MABS-4 housing microfinance initiative was initiated with a market demand study conducted jointly in July 2008 by MABS and the Microfinance Innovation Center for Resources and Alternatives. Leveraging USAID funding with financial support from Mercy Corps, MABS conducted a survey with four pilot banks to determine the demand for housing loans by their existing microfinance clients and non-clients. The survey revealed a strong demand for small loans for minor home repairs and improvements. It also uncovered a demand for loan products that would enable clients to build houses gradually based on their cash flow. Clients often relied on their own funds because no product was available in the market. This limited what they could do because they often had to wait until they had saved enough to purchase materials little by little to build or improve their homes, which cost more and added time for them to work on their homes. Results from the market study became the basis for designing the housing microfinance loan product that was tailored to client cash flows and based on the incremental building method practiced by Filipinos in the countryside. This reduced the risks to the bank and the clients and allowed clients to obtain more funds up front, allowing them to buy materials at a bulk rate and reduce their costs.
With training and technical guidance by MABS, participating banks developed and introduced housing loan products. Product testing in each bank was done in one or a couple of branches and offered initially to existing microfinance borrowers. Green Bank of Caraga initiated the first pilot testing in two branches in September 2008; the other pilot banks followed. By September 2009, 35 branches of the pilot banks were offering housing microfinance products and had reached more than 450 new borrowers with disbursements of more than 14 PHP million ($350,000).
With the results of the pilot test and after several months of policy discussion with RBAP, MABS, and the Bangko Sentral ng Pilipinas, BSP issued a circular allowing qualified rural banks to offer housing microfinance loans using standard procedures and policies developed by MABS during the pilot test.

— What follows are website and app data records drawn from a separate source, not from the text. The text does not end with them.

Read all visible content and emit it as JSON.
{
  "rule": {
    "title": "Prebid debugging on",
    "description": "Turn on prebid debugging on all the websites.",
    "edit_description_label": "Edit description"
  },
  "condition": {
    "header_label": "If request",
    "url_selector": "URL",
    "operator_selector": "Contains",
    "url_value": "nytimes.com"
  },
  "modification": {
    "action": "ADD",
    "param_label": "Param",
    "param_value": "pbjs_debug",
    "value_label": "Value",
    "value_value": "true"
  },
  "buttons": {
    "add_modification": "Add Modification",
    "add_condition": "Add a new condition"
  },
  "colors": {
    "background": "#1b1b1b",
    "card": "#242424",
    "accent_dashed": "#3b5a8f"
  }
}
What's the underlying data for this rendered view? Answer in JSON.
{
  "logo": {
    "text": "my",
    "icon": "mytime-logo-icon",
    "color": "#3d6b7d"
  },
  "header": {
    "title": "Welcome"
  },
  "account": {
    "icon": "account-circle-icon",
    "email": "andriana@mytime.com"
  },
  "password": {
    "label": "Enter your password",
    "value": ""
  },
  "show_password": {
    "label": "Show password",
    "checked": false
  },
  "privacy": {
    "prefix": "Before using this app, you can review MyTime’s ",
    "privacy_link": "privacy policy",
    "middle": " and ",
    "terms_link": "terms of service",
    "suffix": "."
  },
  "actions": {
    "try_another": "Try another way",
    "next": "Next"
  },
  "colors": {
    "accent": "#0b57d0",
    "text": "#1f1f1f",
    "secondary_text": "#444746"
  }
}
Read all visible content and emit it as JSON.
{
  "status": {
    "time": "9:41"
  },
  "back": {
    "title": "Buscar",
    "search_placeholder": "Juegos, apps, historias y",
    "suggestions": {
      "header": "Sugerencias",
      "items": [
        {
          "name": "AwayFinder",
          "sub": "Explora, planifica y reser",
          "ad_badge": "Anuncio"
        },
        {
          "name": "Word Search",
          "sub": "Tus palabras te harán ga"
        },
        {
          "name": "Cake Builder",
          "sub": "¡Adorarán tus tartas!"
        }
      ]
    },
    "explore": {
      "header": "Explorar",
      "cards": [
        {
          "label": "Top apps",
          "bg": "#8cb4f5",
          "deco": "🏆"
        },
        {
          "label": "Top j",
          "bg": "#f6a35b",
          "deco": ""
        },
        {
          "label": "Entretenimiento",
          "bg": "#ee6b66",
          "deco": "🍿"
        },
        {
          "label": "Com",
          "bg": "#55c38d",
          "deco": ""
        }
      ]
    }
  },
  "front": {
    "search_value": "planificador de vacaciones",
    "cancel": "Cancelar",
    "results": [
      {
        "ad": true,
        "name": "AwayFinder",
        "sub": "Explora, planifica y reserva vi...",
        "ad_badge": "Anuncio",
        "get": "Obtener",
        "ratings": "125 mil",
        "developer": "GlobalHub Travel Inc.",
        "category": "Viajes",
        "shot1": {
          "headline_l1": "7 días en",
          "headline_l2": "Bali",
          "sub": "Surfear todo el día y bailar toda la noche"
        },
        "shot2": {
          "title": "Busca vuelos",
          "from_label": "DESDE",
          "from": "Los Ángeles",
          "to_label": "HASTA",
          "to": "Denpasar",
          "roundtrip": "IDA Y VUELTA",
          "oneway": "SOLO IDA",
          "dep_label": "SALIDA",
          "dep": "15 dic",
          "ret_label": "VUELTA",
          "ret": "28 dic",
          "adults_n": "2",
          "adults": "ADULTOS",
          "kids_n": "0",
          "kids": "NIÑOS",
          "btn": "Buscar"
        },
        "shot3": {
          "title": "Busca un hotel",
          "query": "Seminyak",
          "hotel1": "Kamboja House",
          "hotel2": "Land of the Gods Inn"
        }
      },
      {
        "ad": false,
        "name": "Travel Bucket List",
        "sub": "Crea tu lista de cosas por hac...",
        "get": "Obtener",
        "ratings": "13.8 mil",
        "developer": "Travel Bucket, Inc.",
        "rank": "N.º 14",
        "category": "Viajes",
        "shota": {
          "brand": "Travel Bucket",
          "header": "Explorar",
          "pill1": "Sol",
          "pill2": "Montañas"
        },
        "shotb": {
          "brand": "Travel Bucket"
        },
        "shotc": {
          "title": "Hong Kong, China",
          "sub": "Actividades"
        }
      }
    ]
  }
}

After a year of working with the four banks, MABS conducted several additional training courses for other banks. As a result of their training, other banks decided to include housing microfinance as one of their product lines. As of June 2012, 83 branches have helped more than 4,000 borrowers improve their homes with more than 180.3 million PHP in housing microfinance loans disbursed, exceeding the targets of at least 50 branches and 4,000 borrowers. Borrowers used their loans mostly to make minor repairs and home improvements. Banks introduced the product as an incentive product to their borrowers with a good record, but were beginning to offer this product to new bank clients as well.